In 1848, James Fenimore Cooper, the author famous for the Last of the Mohicans, published a novel set in Kalamazoo titled Oak Openings. Set in 1812, it describes west Michigan before European settlement:
The woods around were the then unpeopled forest of Michigan ; and the small winding reach of placid water that was just visible in the distance, was an elbow of the Kalamazoo, a beautiful little river that flows westward, emptying its tribute into the vast expanse of Lake Michigan. Now, this river has already become known, by its villages and farms, and railroads and mills; but then, not a dwelling of more pretension than the wigwam of the Indian, or an occasional shanty of some white adventurer, had ever been seen on its banks. In that day, the whole of that fine peninsula, with the exception of a narrow belt of country along the Detroit River, which was settled by the French as far back as near the close of the seventeenth century, was literally a wilderness. If a white man found his way into it, it was as an Indian trader, a hunter, or an adventurer-in some other of the pursuits connected with border life and the habits of the savages.

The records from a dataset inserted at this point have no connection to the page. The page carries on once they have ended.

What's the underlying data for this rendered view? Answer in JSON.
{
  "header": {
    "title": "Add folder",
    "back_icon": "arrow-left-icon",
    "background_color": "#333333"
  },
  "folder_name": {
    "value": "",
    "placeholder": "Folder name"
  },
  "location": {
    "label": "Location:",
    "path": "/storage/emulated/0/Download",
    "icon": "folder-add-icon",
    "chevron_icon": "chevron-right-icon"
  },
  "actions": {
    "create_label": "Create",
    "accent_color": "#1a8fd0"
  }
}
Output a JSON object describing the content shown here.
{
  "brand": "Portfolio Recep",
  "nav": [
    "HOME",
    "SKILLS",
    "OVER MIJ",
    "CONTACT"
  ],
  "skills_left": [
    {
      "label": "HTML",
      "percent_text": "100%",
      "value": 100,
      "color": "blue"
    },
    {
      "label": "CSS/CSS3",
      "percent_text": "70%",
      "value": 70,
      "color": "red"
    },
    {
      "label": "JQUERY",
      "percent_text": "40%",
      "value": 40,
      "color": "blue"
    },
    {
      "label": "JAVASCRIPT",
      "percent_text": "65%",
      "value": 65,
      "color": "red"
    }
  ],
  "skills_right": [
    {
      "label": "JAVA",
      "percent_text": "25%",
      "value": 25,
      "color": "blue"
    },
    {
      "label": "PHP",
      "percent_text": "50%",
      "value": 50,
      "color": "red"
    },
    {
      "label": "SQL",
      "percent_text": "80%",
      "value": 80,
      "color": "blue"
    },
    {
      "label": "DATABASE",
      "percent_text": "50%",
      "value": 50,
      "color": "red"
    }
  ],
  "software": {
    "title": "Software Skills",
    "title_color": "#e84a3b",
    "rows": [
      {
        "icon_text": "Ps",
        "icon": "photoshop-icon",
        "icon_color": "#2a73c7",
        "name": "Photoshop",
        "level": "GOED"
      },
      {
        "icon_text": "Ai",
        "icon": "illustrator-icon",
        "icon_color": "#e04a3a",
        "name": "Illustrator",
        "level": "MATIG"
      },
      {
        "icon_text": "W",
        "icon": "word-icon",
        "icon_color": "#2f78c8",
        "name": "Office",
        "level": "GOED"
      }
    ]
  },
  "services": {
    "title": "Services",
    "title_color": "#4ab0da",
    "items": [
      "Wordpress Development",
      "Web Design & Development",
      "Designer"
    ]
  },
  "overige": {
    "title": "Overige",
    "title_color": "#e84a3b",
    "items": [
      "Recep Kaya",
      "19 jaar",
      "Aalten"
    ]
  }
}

The title, Oak Openings, refers to the landscape, an ecosystem now called an Oak Savannah. Cooper describes it:
The trees, with very few exceptions, were what is called the "burr-oak," a small variety of a very extensive genus; and the spaces between them, always irregular, and often of singular beauty, have obtained the name of "openings;" the two terms combined giving their appellation to this particular species of native forest, under the name of "Oak Openings."
The story itself is about the adventures of Ben Boden, a "bee-hunter," on the Michigan frontier during the War of 1812. The prose is very different from a modern novel.
The text is in the public domain, so it is available free online from Google books or Project Gutenberg. Amazon will sell you a Kindle version or a print copy.